During the 2019 Special Operations Forces Industry Conference (SOFIC) in Tampa, Florida, General Richard Clark, the commander of the U.S. Special Operations Command (USSOCOM), offered an insight on the priorities and goals of America’s special operations forces (SOF).

“Today, SOCOM is focused squarely on the implementation of the national defense strategy,” he said during an address. “This strategy acknowledges the re-emergence of great power competition in a global security environment with continuing threats from globally-networked violent extremist organizations, but also a rogue state.”

According to the national defense strategy document, China and Russia pose the biggest threat to American national security and interests. And without much fanfare, America’s SOF units have already re-focused their training to deal with potential contingencies as they pertain to the two rival nations.

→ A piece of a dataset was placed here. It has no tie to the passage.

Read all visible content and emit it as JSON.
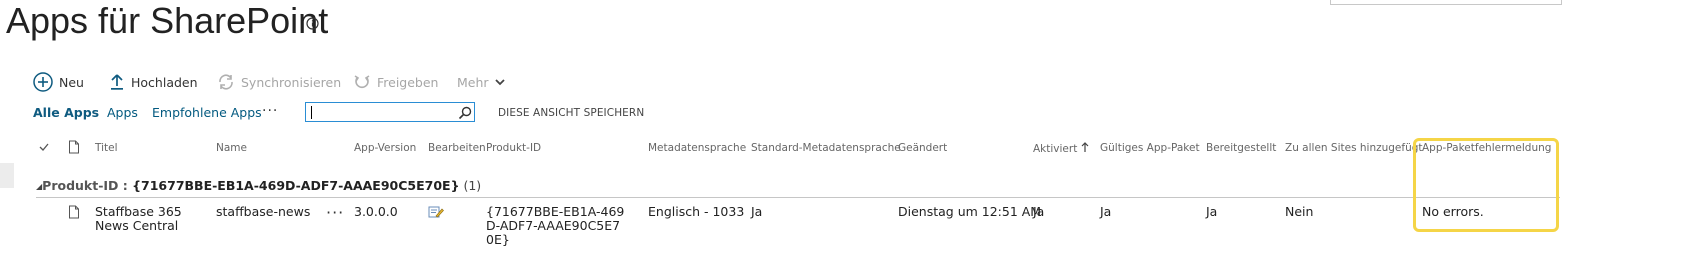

General Clark became SOCOM’s commander last March after Army General Raymond Thomas retired. Now he faces the challenge of shifting the focus of America’s SOF from low-intensity conflicts and counterterrorism to state warfare. For decades many have questioned the strategic utility of SOF units. Indeed, in a conventional war, it is much harder for SOF units to make a strategic impact, whereas in conflicts like the ones in Afghanistan and Iraq, SOF units could display their strategic nature more easily by surgically dismantling the enemy’s leadership. Although the shift is necessary, it won’t be complete, as terrorist organizations will continue to pose a significant threat to U.S. national security.